The parents of a 2011 Palo Alto High School graduate who died from meningitis have launched a campaign to teach people how to access their health records on their phones.
Lisa and Darrell Benatar started Own Your Health Info in honor of their daughter Emily Benatar, who died May 9, 2012, from bacterial meningitis while a freshman at Washington University in St. Louis, Missouri. Emily had been vaccinated against the disease, but she contracted a type for which there was not immunization at the time, her mother said.
The family hopes that their effort will save lives.
"Our goal is for 1,100 people to have their health records accessible on their phones by Feb. 11," Emily's birthday, Lisa Benatar said.
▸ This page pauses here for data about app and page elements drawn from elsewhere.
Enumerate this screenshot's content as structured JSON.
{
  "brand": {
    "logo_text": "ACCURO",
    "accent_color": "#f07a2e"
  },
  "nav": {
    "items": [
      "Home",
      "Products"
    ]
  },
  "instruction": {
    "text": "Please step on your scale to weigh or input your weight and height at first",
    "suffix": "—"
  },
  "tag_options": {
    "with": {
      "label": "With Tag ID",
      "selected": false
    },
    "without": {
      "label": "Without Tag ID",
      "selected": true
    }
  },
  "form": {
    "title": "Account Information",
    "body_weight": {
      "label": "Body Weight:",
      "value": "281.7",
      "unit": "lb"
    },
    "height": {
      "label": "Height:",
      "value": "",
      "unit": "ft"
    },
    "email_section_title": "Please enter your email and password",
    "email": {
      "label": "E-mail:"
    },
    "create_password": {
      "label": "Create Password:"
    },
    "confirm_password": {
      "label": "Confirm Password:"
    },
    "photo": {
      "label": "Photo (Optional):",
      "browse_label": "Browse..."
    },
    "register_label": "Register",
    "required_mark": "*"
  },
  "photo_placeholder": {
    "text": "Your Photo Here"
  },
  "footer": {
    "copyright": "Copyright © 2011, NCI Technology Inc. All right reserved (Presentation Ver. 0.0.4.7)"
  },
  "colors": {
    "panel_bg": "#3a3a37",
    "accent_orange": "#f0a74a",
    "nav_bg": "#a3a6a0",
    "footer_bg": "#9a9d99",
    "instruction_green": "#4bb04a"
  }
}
Many people currently access their health information online, but fewer do so using apps that are available for their smart phones. Mobile access could help people who need medical attention while away from home, such as college students or those on vacation or business trips.
The campaign is timely, Benatar said. California and several other states are experiencing measles outbreaks, which has heightened awareness of the importance of keeping vaccinations up to date.
Benatar thinks the phone apps help kids who are just out of the nest to take responsibility for their health.
"There needs to be a point at which you pass the torch. Kids do everything on their phones," she said.
Accessing health records on a phone is relatively easy. Three-step instructions are available at OwnYourHealthInfo.com. Health care providers already offer the apps: the Palo Alto Medical Foundation's app is called MyChart; Stanford Health Care's app is called MyHealth; Kaiser Permanente's can be found in a mobile app store by searching for "Kaiser."
At PAMF, people can also get help at the facility's information desk, Benatar said.
In lieu of downloading apps, parents can also take a picture of a child's immunization card or a photo of the form and text it to their child.
"It's super quick and easy," Benatar said.
The Benatars' website will soon have a Google document with a template for adding chart information, vaccines, medications, allergies and dates, she said.
So far, 537 people have completed the process toward the Benatars' goal. Doing so is already benefiting people as they discover gaps in their health maintenance, she said: "So many people said, 'My husband hasn't been to a doctor in five years.'"
Since Emily's death, there have been at least two outbreaks of serogroup B meningococcal disease, the type of meningitis Emily Benatar contracted, on college campuses: eight cases at Princeton University in New Jersey between spring 2013 and late 2014, and four cases at University of California at Santa Barbara from late 2013 to spring 2014, according to the Centers for Disease Control and Prevention (CDC).
The Food and Drug Administration licensed the first vaccine for serogroup B in October 2014 and licensed a second vaccine in January. More than 30,000 people have been immunized with the new vaccines at the two colleges, according to the CDC.
On average, 500 people die annually from the meningitis, and more than 4,400 are affected. About 10 to 15 percent of cases are fatal. Of patients who recover, up to 19 percent have permanent hearing loss, mental retardation, loss of limbs or other serious disabilities.